ReutersTurkey on Thursday criticized the "one-sided" position of the Netherlands' two main political parties after they dropped three election candidates for not accepting Ottoman Turkey's killing of Armenians as genocide.
The Netherlands, like the European Parliament, has urged Turkey to recognize Armenian genocide claims, and the parties said they had dismissed the candidates, all of Turkish origin, for differing from official party policy.

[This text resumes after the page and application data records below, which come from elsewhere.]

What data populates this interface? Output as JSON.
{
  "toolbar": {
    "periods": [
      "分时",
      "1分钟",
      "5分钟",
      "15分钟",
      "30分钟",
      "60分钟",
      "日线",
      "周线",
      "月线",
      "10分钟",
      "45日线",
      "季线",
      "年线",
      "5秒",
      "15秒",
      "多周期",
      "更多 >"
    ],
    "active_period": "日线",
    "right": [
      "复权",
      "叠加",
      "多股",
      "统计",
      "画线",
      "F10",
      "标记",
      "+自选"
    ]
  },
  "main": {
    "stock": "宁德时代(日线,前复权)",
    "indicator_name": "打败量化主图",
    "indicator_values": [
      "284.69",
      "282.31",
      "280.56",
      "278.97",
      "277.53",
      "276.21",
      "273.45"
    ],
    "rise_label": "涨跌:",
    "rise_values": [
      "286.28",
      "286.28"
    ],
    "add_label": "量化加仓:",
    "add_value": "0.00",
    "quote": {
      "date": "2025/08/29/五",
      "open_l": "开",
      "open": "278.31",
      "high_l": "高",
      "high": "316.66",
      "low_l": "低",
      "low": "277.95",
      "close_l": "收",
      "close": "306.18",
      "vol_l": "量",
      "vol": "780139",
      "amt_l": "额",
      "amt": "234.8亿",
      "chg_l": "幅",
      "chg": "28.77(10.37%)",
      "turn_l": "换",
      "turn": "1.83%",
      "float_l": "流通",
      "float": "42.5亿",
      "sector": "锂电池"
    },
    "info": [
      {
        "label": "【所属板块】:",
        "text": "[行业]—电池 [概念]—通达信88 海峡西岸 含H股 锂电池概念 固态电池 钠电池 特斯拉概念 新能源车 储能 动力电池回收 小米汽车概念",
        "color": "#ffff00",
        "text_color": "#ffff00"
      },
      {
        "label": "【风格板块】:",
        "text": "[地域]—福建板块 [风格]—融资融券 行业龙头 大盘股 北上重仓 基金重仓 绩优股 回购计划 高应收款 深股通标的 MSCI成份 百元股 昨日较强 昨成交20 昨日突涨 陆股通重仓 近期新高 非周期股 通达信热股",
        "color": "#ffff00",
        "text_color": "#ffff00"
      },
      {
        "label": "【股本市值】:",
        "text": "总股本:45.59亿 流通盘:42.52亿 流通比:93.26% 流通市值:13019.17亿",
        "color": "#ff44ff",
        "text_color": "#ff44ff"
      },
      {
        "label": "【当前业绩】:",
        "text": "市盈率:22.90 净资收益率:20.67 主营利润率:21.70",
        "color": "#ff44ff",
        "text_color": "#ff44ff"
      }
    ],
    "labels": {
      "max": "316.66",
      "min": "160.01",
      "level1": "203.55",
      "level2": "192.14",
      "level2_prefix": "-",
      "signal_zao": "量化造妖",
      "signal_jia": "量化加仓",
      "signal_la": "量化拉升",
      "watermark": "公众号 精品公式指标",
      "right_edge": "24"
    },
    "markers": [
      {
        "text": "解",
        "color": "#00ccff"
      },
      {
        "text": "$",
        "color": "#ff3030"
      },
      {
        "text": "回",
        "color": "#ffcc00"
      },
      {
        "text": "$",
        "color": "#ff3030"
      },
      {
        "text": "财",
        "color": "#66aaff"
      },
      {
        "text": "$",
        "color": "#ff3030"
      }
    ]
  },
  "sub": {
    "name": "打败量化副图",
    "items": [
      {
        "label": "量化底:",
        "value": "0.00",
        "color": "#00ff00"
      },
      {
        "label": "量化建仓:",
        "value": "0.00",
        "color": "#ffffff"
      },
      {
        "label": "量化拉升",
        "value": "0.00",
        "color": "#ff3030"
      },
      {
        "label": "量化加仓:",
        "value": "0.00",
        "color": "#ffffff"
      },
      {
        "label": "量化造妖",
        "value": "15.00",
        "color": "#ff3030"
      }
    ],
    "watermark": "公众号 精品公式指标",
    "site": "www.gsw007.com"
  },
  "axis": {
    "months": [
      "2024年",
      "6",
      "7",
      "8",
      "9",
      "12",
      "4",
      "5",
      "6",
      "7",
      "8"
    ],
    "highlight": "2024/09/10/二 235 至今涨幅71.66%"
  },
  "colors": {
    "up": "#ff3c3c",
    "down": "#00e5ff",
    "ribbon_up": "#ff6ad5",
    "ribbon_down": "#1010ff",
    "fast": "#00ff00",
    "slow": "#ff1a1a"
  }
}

"We find it a regrettable development to see that the political parties in a country which we consider a friend and ally ... have tried to impose their one-sided positions on their candidates for the parliament," said Turkish Foreign Ministry spokesman Namik Tan in a statement released by the Turkish embassy in the Hague. Although he stressed the way Dutch political parties determined their lists of candidates for November's general election was an internal matter, he added it was: "inconceivable to accept that the unfounded Armenian genocide allegations be presented as if they are historical facts."
Armenia and its supporters around the world say some 1.5 million Armenians perished in a systematic genocide committed by Ottoman Turkish forces between 1915 and 1923. Ankara accepts many Armenians were killed on Turkish soil, but says they were victims of a partisan conflict that claimed even more Turkish Muslim lives as the Ottoman Empire was collapsing. It denies any genocide, yet the matter could disrupt Turkey's entry talks with the European Union.
In a press statement late on Tuesday, leaders of the ruling centre-right Christian Democrats (CDA) said they had dismissed two candidates, Ayhan Tonca and Osman Elmaci, for having a contrary opinion to the party.
Although both had issued a statement accepting the killings as genocide, they later gave an interview to a Turkish newspaper where they revoked this view, Dutch news agency ANP reported. The main left-wing Labor party (PvDA) has also dropped a candidate, Erdinc Sacan, from its election list after a Dutch newspaper reported he ran a Web site which expressed Turkish nationalist views.
Sacan said in a statement on Thursday he had always been against all forms of genocide. He added: "I really don't find it responsible as a candidate for parliament, without a concrete study on the matter, to give a firm opinion on the Armenia question."